The problem is that there is no end to the chores you haven’t done on the farm, so making time to write can be difficult. There’s always something else that seems more pressing or has more time sensitive consequences than posting on the blog. Considering all that, I’m going to take satisfaction in the small number of posts I have made and, once again, resolve to be more diligent in the future.

What else can I tell you about the past few weeks? We…well, I… did have a near catastrophe with the apple sprayer that scared the wits out of me and very nearly caused a major setback in our attempt at holistic orcharding.

I had been spraying the trees with Kaolin Clay all morning and the tractor and sprayer looked like they’d gotten coated with powdered sugar. The clay is meant to deter the curculio beetle, a pest that lays eggs in the developing fruitlets and can destroy and apple crop without proper attention and management. The clay is ground microfine and when it is applied liberally to the apple trees, flakes off on the beetles and inhibits them from completing their reproductive activity.

When I had finished spraying and cleaned out the spray tank, I headed back up the mountain to park the 300 gallon sprayer in the shed. What I didn’t realize was that I hadn’t completely secured the sprayer hitch to the ball on the back of the tractor. While there was spray in the tank, the weight kept the whole thing from bouncing off but now that it was empty, the contraption balanced precariously on its one set of wheels and was only resting lightly on the tractor ball. As I pulled onto sugar hollow I noticed that a black Lexus was coming around the curve behind me but I didn’t give it a second thought. A slight bump in the road made the tractor seat bounce but then I heard a snap and saw the sprayer handle and connection lines tear from their mount on the tractor beside me. I spun in my seat only to see the oddly shaped machine careening back down the road and gaining speed as it went. The driver of the Lexus seemed oblivious for a moment that the vehicle in front of him was headed straight for the recently waxed hood of his sedan. Or maybe he was just inclined to play a one sided game of chicken. I waved wildly at him and tried to shout over the thrum of the tractor. Finally he  broke out of his momentary stupor and swerved into the other lane. He sped around the whole scene and, without so much as a “ Looks like you’ve got your work cut out for you”, ran the stop sign at the top of the hill as if he couldn’t wait to get the heck out of Fairview.

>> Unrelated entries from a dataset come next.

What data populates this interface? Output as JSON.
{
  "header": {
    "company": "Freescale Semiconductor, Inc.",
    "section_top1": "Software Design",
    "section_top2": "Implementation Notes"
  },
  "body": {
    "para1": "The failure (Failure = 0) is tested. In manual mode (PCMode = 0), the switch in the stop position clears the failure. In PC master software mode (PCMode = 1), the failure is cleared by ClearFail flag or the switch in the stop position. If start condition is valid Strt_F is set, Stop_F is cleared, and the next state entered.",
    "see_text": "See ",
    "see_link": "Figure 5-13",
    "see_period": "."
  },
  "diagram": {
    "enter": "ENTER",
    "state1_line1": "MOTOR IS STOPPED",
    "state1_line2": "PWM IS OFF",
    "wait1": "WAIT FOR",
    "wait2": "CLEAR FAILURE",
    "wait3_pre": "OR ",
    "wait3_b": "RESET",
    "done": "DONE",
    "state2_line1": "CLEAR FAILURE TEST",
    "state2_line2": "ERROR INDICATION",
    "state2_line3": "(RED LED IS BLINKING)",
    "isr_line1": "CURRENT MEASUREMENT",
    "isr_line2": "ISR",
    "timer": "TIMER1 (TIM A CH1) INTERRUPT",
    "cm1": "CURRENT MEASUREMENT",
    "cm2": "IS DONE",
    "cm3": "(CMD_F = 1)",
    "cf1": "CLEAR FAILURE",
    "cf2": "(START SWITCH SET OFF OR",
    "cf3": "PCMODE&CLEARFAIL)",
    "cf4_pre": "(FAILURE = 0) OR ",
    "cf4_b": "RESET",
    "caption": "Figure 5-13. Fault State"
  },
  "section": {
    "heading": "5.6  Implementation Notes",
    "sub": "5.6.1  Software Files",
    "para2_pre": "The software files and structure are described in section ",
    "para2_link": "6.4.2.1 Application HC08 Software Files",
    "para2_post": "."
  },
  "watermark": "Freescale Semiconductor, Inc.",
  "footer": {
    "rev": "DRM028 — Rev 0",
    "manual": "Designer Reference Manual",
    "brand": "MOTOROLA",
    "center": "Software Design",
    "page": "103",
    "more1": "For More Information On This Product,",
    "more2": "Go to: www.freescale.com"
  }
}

The sprayer didn’t make the curve in the road but instead went straight over the edge of the road, down a steep bank, through a barbed wire fence, and crashed into a rhododendron bush. I pulled the tractor off the road and ran down the barn, legs shaking slightly, to get help.

Walker, Jamie, and I were able to pull the sprayer back onto the road and found that, through some miracle, it hadn’t been damaged beyond reckoning. Only the handle, which extends from the spray tank to the tractor, and the odd little platform on the back of the sprayer had gotten mangled. Everything else was more or less untouched by the accident. I kicked myself thoroughly for not correctly securing the hitch, but I guess sometimes those kinds of mistakes are good. I will never, never pull out without checking and rechecking that connection again. Ever. I suppose it was just lucky that the Lexus driver didn’t play his game of chicken for one second longer, and that the rhododendron bush stopped the sprayer from crashing all the way down the hill, and that the odd little platform on the back that acted like a rear bumper. Oh yes, I’m counting my blessings on this one.